12pm – 1pm: What Makes a Good Idea: for a Story, Play or Film, Paul Kooperman
Whether its theatre, television or cinema, how do you take an idea, write it down and turn it into something that people will want to produce as a film or stage production? This session will touch on the process of taking an initial concept for a film or play to writing it down in script form in a way which will excite readers, directors, producers and, ultimately, an audience. Paul will raise questions about where ideas come from, what makes a ‘good idea’, and key elements of storytelling for performance.
12pm – 1pm: Dressed for Success. Designing book covers that sell, John Danalis
Great stories dressed in drab, ill-considered covers languish on the shelves. John and Stella Danalis have been designing attention-grabbing, award winning book covers for the past ten years. “We feel that the future of the books we design rests – in no small measure –in our hands,” he says. In this session, John shares his insights and tips on how to develop and design book covers that buyers and borrowers reach for.
5pm – 6pm: Writing for teenagers with special needs and youths at risk, Paro Anand & Rukhsana Khan
Whether it is on a global scale with issues like terrorism or on a very personal one with issues like divorce, bullying or domestic violence, talking about issues that are difficult in real life can be sensitively dealt with through the safety net of story. This session explores the ways in which two authors who write for such teenagers, go about creating stories that resonate with this disenfranchised group. Writers for the young have a social responsibility that goes beyond just the pleasure of writing.
5pm – 6pm: Rhyme without Reason: Writing Verse, Anushka Ravishankar
Anushka’s stories, most written in verse form with the sort of metre and rhyme that would make Dr Seuss proud, have enchanted children everywhere with the nonsensical and fantastical world she creates. She has won national and international acclaim for the jubilant and artful verse-tales she’s released.
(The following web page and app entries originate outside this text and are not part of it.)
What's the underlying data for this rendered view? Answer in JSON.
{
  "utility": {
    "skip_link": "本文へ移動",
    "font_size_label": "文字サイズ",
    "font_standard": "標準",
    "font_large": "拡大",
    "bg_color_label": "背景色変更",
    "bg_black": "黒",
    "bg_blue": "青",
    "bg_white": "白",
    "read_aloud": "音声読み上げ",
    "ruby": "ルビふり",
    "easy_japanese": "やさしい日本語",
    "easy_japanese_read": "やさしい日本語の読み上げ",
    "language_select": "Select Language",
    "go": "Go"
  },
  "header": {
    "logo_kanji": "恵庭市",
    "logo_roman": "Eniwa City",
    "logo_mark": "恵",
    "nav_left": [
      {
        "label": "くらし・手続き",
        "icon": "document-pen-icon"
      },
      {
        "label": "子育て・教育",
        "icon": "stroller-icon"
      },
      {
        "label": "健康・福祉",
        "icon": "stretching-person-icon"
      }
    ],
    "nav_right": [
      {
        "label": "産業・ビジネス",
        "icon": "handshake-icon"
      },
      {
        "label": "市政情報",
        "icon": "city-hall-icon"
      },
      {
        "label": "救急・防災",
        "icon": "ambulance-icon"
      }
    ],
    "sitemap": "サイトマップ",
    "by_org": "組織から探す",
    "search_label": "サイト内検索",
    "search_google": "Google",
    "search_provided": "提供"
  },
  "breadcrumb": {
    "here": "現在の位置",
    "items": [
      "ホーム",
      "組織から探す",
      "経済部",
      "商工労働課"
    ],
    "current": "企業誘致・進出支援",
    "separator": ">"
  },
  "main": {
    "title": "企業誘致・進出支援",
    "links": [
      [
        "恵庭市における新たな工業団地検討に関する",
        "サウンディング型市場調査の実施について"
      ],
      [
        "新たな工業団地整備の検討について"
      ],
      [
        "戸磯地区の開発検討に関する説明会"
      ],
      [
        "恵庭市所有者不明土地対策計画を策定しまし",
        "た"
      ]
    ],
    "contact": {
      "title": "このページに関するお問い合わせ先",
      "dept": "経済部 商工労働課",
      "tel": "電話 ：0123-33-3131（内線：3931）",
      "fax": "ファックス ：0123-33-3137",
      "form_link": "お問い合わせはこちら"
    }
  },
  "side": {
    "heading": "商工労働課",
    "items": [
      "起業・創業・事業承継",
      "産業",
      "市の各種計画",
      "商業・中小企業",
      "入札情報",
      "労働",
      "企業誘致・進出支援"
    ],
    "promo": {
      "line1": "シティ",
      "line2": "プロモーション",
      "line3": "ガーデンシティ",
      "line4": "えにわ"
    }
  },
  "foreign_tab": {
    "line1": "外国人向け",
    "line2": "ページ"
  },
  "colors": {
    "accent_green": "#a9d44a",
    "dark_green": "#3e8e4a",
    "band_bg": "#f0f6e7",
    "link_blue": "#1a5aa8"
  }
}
Discover the joys of rhyme and rhythm, of meaning and nonsense at this session on writing verse for children.
6.30pm – 7.30pm: In Conversation with Jessie Wee and Margaret Lim
Publishing children’s books by Asian writers seem to have started just within the last few years when interest in and support for children’s book publishing grew. However, there are pioneer children’s books writers who had paved the way for new writers almost 3 decades ago. We’re pleased to present the Singapore and Malaysian pioneers – Jessie Wee and Margaret Lim. They will, share their thoughts and experiences on their early struggles and their subsequent successes.